Another argument against this building’s height is that the proposed 484-foot tower rivals the 555-foot Washington Monument in height. I agree that the two are only 71 feet different in height. However, when you take all into consideration, I don’t think one will make that much of a difference on the other based on the fact that the two structures would be a considerable distance away from each other, plus the Washington Monument is built on a considerable rise, making it appear taller than the numbers let on. Check out this photo that I took last May on the National Mall:

The Washington Monument, with Rosslyn in the distance

Let me guide your eye for a moment. Start at the point of the Washington Monument. Follow that straight down to the ground. Now, look slightly right from the monument. See that low, bumpy-looking area to the right of the monument? That’s Rosslyn, with the 300-foot Rosslyn Twin Towers in plain view. I really don’t think that this new building will make that much of a difference in sight lines. Now maybe if we built the Empire State Building in Rosslyn, it would make a difference. But I don’t think that’s the case here. From DC, you honestly almost have to be looking for Rosslyn to find it.

Then there’s the FAA’s concern over flight paths into Washington National Airport. Airplanes flying into National do normally go right over Rosslyn. In fact, when I go to DC, my reading of the Express is occasionally interrupted by the roar of an airplane flying low overhead while making its approach. The concern by the FAA is about the building being a hazard for aircraft making their approaches. Now we certainly don’t want to see an airplane accidentally clip any building while making its descent, but I’d also hate to see this derail a revitalization in Rosslyn.

I think a poster on washingtonpost.com put it best:
It’s no more dangerous than the Washington Monument. All they need to do is light up the building and keep the planes over the river – like they do now.
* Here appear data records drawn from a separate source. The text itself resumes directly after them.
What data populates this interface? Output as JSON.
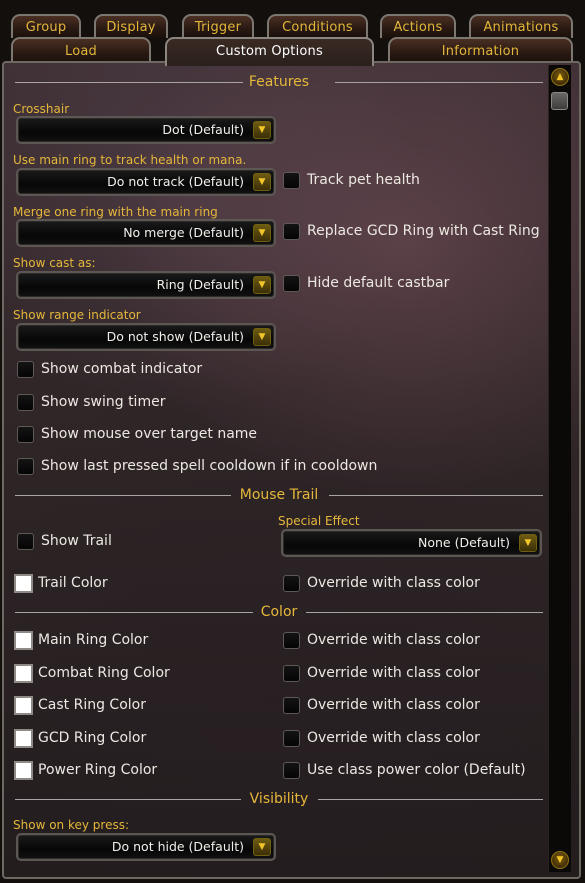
{
  "tabs": {
    "row1": [
      {
        "label": "Group"
      },
      {
        "label": "Display"
      },
      {
        "label": "Trigger"
      },
      {
        "label": "Conditions"
      },
      {
        "label": "Actions"
      },
      {
        "label": "Animations"
      }
    ],
    "row2": [
      {
        "label": "Load"
      },
      {
        "label": "Custom Options"
      },
      {
        "label": "Information"
      }
    ]
  },
  "sections": {
    "features": "Features",
    "mouse_trail": "Mouse Trail",
    "color": "Color",
    "visibility": "Visibility"
  },
  "features": {
    "crosshair": {
      "label": "Crosshair",
      "value": "Dot (Default)"
    },
    "main_ring_track": {
      "label": "Use main ring to track health or mana.",
      "value": "Do not track (Default)"
    },
    "track_pet_health": {
      "label": "Track pet health",
      "checked": false
    },
    "merge_ring": {
      "label": "Merge one ring with the main ring",
      "value": "No merge (Default)"
    },
    "replace_gcd": {
      "label": "Replace GCD Ring with Cast Ring",
      "checked": false
    },
    "show_cast_as": {
      "label": "Show cast as:",
      "value": "Ring (Default)"
    },
    "hide_castbar": {
      "label": "Hide default castbar",
      "checked": false
    },
    "range_indicator": {
      "label": "Show range indicator",
      "value": "Do not show (Default)"
    },
    "show_combat_indicator": {
      "label": "Show combat indicator",
      "checked": false
    },
    "show_swing_timer": {
      "label": "Show swing timer",
      "checked": false
    },
    "show_mouseover_name": {
      "label": "Show mouse over target name",
      "checked": false
    },
    "show_last_spell_cd": {
      "label": "Show last pressed spell cooldown if in cooldown",
      "checked": false
    }
  },
  "mouse_trail": {
    "show_trail": {
      "label": "Show Trail",
      "checked": false
    },
    "special_effect": {
      "label": "Special Effect",
      "value": "None (Default)"
    },
    "trail_color": {
      "label": "Trail Color",
      "color": "#ffffff"
    },
    "override_class": {
      "label": "Override with class color",
      "checked": false
    }
  },
  "color": {
    "rows": [
      {
        "label": "Main Ring Color",
        "color": "#ffffff",
        "option": "Override with class color"
      },
      {
        "label": "Combat Ring Color",
        "color": "#ffffff",
        "option": "Override with class color"
      },
      {
        "label": "Cast Ring Color",
        "color": "#ffffff",
        "option": "Override with class color"
      },
      {
        "label": "GCD Ring Color",
        "color": "#ffffff",
        "option": "Override with class color"
      },
      {
        "label": "Power Ring Color",
        "color": "#ffffff",
        "option": "Use class power color (Default)"
      }
    ]
  },
  "visibility": {
    "show_on_key_press": {
      "label": "Show on key press:",
      "value": "Do not hide (Default)"
    }
  },
  "icons": {
    "dropdown_arrow": "chevron-down-icon",
    "scroll_up": "scroll-up-icon",
    "scroll_down": "scroll-down-icon"
  },
  "colors": {
    "accent_gold": "#e5b73a",
    "text_white": "#ece8e2"
  }
}
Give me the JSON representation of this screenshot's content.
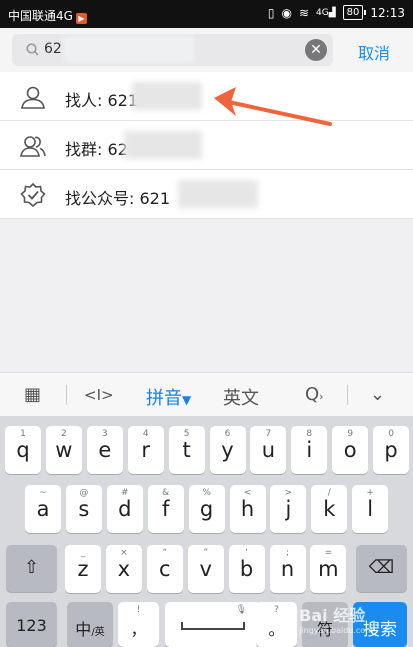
{
  "status_bar": {
    "carrier": "中国联通4G",
    "signal_badge": "4G",
    "battery": "80",
    "time": "12:13"
  },
  "search": {
    "query": "62",
    "cancel_label": "取消"
  },
  "results": [
    {
      "label": "找人: 621",
      "icon": "person-icon"
    },
    {
      "label": "找群: 62",
      "icon": "group-icon"
    },
    {
      "label": "找公众号: 621",
      "icon": "badge-check-icon"
    }
  ],
  "keyboard_toolbar": {
    "pinyin": "拼音",
    "english": "英文"
  },
  "keyboard": {
    "row1": [
      {
        "hint": "1",
        "ch": "q"
      },
      {
        "hint": "2",
        "ch": "w"
      },
      {
        "hint": "3",
        "ch": "e"
      },
      {
        "hint": "4",
        "ch": "r"
      },
      {
        "hint": "5",
        "ch": "t"
      },
      {
        "hint": "6",
        "ch": "y"
      },
      {
        "hint": "7",
        "ch": "u"
      },
      {
        "hint": "8",
        "ch": "i"
      },
      {
        "hint": "9",
        "ch": "o"
      },
      {
        "hint": "0",
        "ch": "p"
      }
    ],
    "row2": [
      {
        "hint": "~",
        "ch": "a"
      },
      {
        "hint": "@",
        "ch": "s"
      },
      {
        "hint": "#",
        "ch": "d"
      },
      {
        "hint": "&",
        "ch": "f"
      },
      {
        "hint": "%",
        "ch": "g"
      },
      {
        "hint": "<",
        "ch": "h"
      },
      {
        "hint": ">",
        "ch": "j"
      },
      {
        "hint": "/",
        "ch": "k"
      },
      {
        "hint": "+",
        "ch": "l"
      }
    ],
    "row3": [
      {
        "hint": "_",
        "ch": "z"
      },
      {
        "hint": "×",
        "ch": "x"
      },
      {
        "hint": "“",
        "ch": "c"
      },
      {
        "hint": "”",
        "ch": "v"
      },
      {
        "hint": "'",
        "ch": "b"
      },
      {
        "hint": ";",
        "ch": "n"
      },
      {
        "hint": "=",
        "ch": "m"
      }
    ],
    "num_label": "123",
    "lang_label": "中",
    "lang_sub": "/英",
    "comma_label": "，",
    "comma_hint": "!",
    "period_label": "。",
    "period_hint": "?",
    "extra_label": "符",
    "search_label": "搜索"
  },
  "watermark": {
    "text": "Bai 经验",
    "sub": "jingyan.baidu.com"
  },
  "colors": {
    "accent": "#1a8cf0",
    "arrow": "#f0643c"
  }
}
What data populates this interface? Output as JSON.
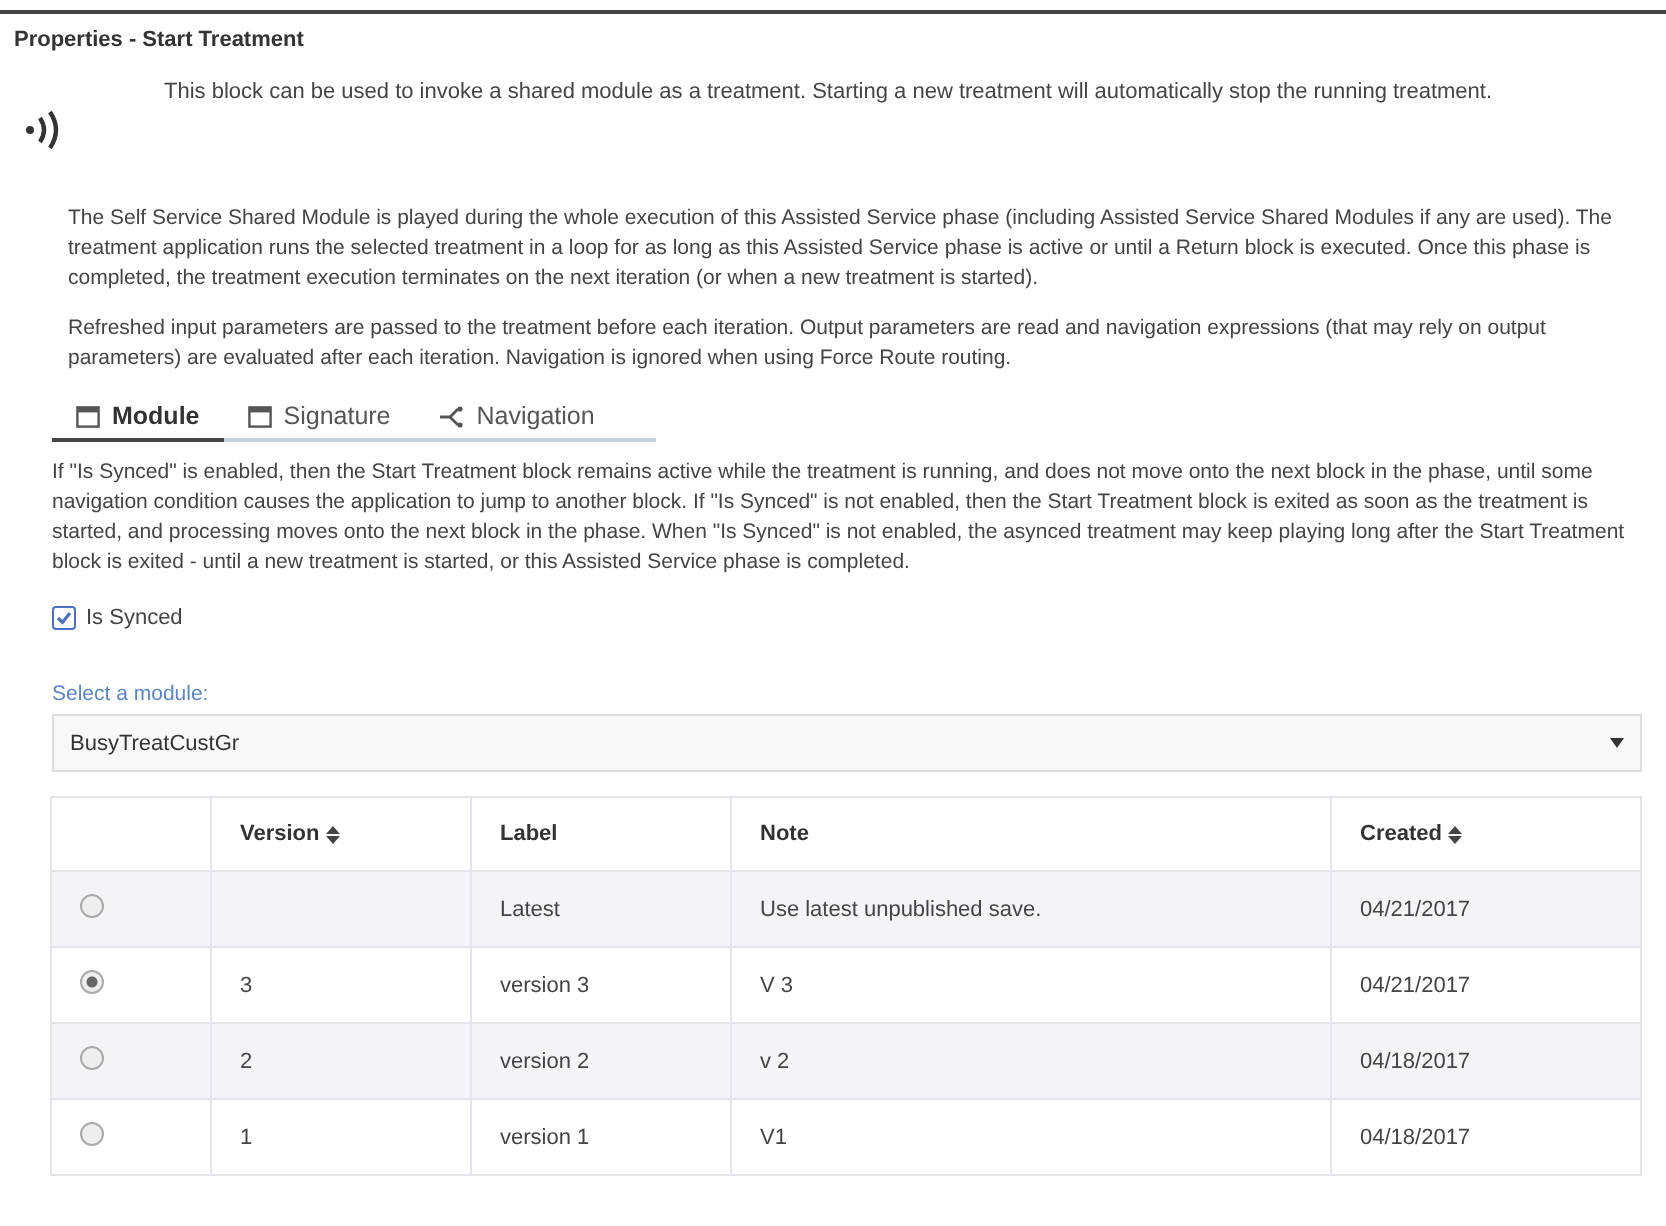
{
  "title": "Properties - Start Treatment",
  "intro": "This block can be used to invoke a shared module as a treatment. Starting a new treatment will automatically stop the running treatment.",
  "paragraphs": [
    "The Self Service Shared Module is played during the whole execution of this Assisted Service phase (including Assisted Service Shared Modules if any are used). The treatment application runs the selected treatment in a loop for as long as this Assisted Service phase is active or until a Return block is executed. Once this phase is completed, the treatment execution terminates on the next iteration (or when a new treatment is started).",
    "Refreshed input parameters are passed to the treatment before each iteration. Output parameters are read and navigation expressions (that may rely on output parameters) are evaluated after each iteration. Navigation is ignored when using Force Route routing."
  ],
  "tabs": [
    {
      "label": "Module",
      "kind": "window",
      "selected": true
    },
    {
      "label": "Signature",
      "kind": "window",
      "selected": false
    },
    {
      "label": "Navigation",
      "kind": "branch",
      "selected": false
    }
  ],
  "description": "If \"Is Synced\" is enabled, then the Start Treatment block remains active while the treatment is running, and does not move onto the next block in the phase, until some navigation condition causes the application to jump to another block. If \"Is Synced\" is not enabled, then the Start Treatment block is exited as soon as the treatment is started, and processing moves onto the next block in the phase. When \"Is Synced\" is not enabled, the asynced treatment may keep playing long after the Start Treatment block is exited - until a new treatment is started, or this Assisted Service phase is completed.",
  "is_synced": {
    "label": "Is Synced",
    "checked": true
  },
  "module_select": {
    "label": "Select a module:",
    "value": "BusyTreatCustGr"
  },
  "table": {
    "columns": [
      {
        "label": "Version",
        "sortable": true
      },
      {
        "label": "Label",
        "sortable": false
      },
      {
        "label": "Note",
        "sortable": false
      },
      {
        "label": "Created",
        "sortable": true
      }
    ],
    "rows": [
      {
        "selected": false,
        "cells": [
          "",
          "Latest",
          "Use latest unpublished save.",
          "04/21/2017"
        ]
      },
      {
        "selected": true,
        "cells": [
          "3",
          "version 3",
          "V 3",
          "04/21/2017"
        ]
      },
      {
        "selected": false,
        "cells": [
          "2",
          "version 2",
          "v 2",
          "04/18/2017"
        ]
      },
      {
        "selected": false,
        "cells": [
          "1",
          "version 1",
          "V1",
          "04/18/2017"
        ]
      }
    ]
  }
}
All in all, I’m for this new development. I can’t wait to see the Waterview be completed in 2007, and this should be just as exciting if it is seen to completion. Anything that will make Rosslyn more exciting for pedestrians and perhaps even give it a nightlife is a good thing. Because let me tell you… at night, Rosslyn is like a ghost town. Most of the activity seems to center around the Metro station, with people catching buses after leaving the Metro station, or people heading into the Metro station after arriving by bus. Or people never leaving the station at all, remaining deep underground, using the station as a transfer point between Blue and Orange.

So I’ll be interested to see what comes out of this proposal. The new building is pretty impressive-looking, and I can’t say I’ll particularly miss the building it would replace. Urban planning really interests me, which was a byproduct of Mr. Sullivan’s State and Local Government class that I took at JMU in 2002.

Web site: "Close on the Horizon, Plans for Taller Rosslyn" article from the April 13, 2005 Washington Post

Song: Some oddball Dr. Seuss song

Quote: "That's definitely a tall building..."

Categories: Arlington